NextGENDERation Network at the European Social Forum: A Feminist Intervention
- Rutvica Andrijasevic, Sarah Bracke, Cristina Gamberi

Different levels of theoretical reflections and political activism that characterized the first European Social Forum in Firenze showed that representational politics are definitely in crisis and that forms of expression, deeply related to questions of belonging, have changed radically. Many of these new forms of expression put forward by the antagonist movement are characterized by leaving behind of the reassuring organized identities. Instead, we are witnessing the formation of a body of subjectivities in continuous re-formulation, grounded as it has already occurred in the pastupon notions of and desires for belonging. But belonging, this time, is to be understood as constantly in motion and therefore creating spaces for various forms of networking.

This becomes particularly visible in forms of feminist thinking, as well as the theoretical and organizational framework that the NextGENDERation network at the ESF gave to the workshop it organized. Our network starts from a feminist perspective based on a multiplication of the axes of power, and therefore the axes of political action. Concretely this means we underscore the contribution of analysis produced by post-colonial subjects and the migrant's movements as well as the importance of the criticism of hetero-normativity coming from lesbian and queer subjects. Through these perspectives we looked at the contradictions of academic feminism, present within the universities, that seem to have lost the ability of political disruption they had in previous decades.

In the process of preparation of the ESF, one of us got to observe a meeting of the ESF preparation team in Bruxelles, where we learned that most of the "gender and ethnicity work" fell on the shoulders of a white woman representing women's movements, and a black man representing black, migrant and refugee groups. We also learned that the structure of the ESF itself reflected the idea that the power relations involved in gender and ethnicity (let alone sexuality) were not considered a common, transversal, concern, but were seen as "particular" issues, particular to certain groups or certain subjects. The forum was organized around clusters: Globalisation and Liberalism, War and Peace, and Rights Citizenship Democracy, of which the third one incorporated issues concerned with women, racism, prostitution and trafficking, asylum, Fortress Europe, Islamophobia, etc. It made us wonder how the issues such as globalisation/liberalism/war/peace would look like if intersected by gender and etnicitity?

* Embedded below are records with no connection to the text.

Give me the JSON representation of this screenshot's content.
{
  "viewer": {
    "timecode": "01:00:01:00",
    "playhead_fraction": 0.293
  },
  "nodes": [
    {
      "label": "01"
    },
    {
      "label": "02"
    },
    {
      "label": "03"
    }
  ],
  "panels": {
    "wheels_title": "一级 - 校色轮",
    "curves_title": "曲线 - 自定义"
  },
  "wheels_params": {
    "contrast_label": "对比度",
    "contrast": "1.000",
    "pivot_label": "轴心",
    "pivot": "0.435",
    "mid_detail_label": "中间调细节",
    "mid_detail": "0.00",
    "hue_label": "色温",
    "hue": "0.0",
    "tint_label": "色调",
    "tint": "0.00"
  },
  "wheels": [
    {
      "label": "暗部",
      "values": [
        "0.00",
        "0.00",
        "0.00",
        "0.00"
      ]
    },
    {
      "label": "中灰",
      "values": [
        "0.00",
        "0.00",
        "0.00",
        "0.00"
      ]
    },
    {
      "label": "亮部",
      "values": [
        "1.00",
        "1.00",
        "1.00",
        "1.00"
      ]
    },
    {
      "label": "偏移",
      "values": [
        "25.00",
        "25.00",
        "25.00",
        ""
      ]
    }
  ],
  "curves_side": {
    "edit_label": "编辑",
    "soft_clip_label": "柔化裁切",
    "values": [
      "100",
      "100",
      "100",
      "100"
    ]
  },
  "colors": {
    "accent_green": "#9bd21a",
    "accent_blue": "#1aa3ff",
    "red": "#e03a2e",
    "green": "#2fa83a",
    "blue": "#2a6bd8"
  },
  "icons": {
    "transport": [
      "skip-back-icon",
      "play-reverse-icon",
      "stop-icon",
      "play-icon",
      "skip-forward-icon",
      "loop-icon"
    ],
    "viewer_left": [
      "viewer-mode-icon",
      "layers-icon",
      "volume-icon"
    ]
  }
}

Discussing the marginalisation or absence of women's, black, migrant and refugee movements, and gay and lesbian movements in the organizational team, with a white male representative of Attac in an informal way, we learned what he thought of this "unfortunate" situation. "Listen," he said, quite irritated after a while, "We are trying to organize this globalised resistance. If they [women's movements, black, migrant and refugee movements, and gay and lesbian movements] don't come, than that's their problem." No, it continued to echo in our heads, it's his problem, it's the ESF's problem. And by deciding to organize a workshop, to intervene, at the ESF, we made it our problem as well. We went to the ESF to talk about "missing links", we went to put the conflicts on the agenda, and to look for alliances with others putting the conflicts of sexism, racism and heterosexism on the agenda. We see this conflict in terms of a 'creative conflict' which would allow for the presence and participation of 'other' subjects and thus challenge the current way of doing and thinking politics within the 'movement of the movements'. Addressing heteronormativity and whiteness means not only challenging some of the basic categories on which the current conceptualization of politics is constructed, but also opening up possibilities for a different form of political struggle.

It was important to structure our political and theoretical intervention in this way, not only to construct a network of strategic alliances with women and militants from various parts from within and beyond Europe, but also to give shape to new forms of feminist subjectivity, that reflect the embodied complexities we live, and struggle against being reduced simply to the notion of gender or sexual difference. Precisely for this reason it is important to recognize and validate those knowledges and political movements that are marginal within our dominant cultural system and unfortunately within feminism itself too.

In this sense, ESF has been a crucial moment for two reasons. Firstly, ESF showed the growth of the 'movement of the moments' and its role in being a place of creation of critical knowledges that resist institutional politics. Secondly, ESF was crucial for the articulations of radical criticism of capitalist relations of production and political representation. Such articulations, however, remain sites of struggle and conflict, in which the agenda's of new feminist subjectivities often clash head on with more orthodox anti-capitalist visions rooted in an unidimensional concept of power inequality. We have located ourselves in such a way to take distance from such an orthodox capitalism, and a model of militant machismo, as well as the auto-referentiality of certain type of feminism. In order to account for the complexity and plurality of voices that are active today not only in the West but especially on the other continents, it is more appropriate to talk of 'feminisms' instead of the feminism. Even though our impressions of the ESF are not univocally positive, this does not mean that ESF was not a moment of extreme political importance. In fact, during the ESF we have established contacts and started collaboration with a number of women's groups present there, all of which will lead into the organization of a Women's Forum preceding the ESF in Paris next year.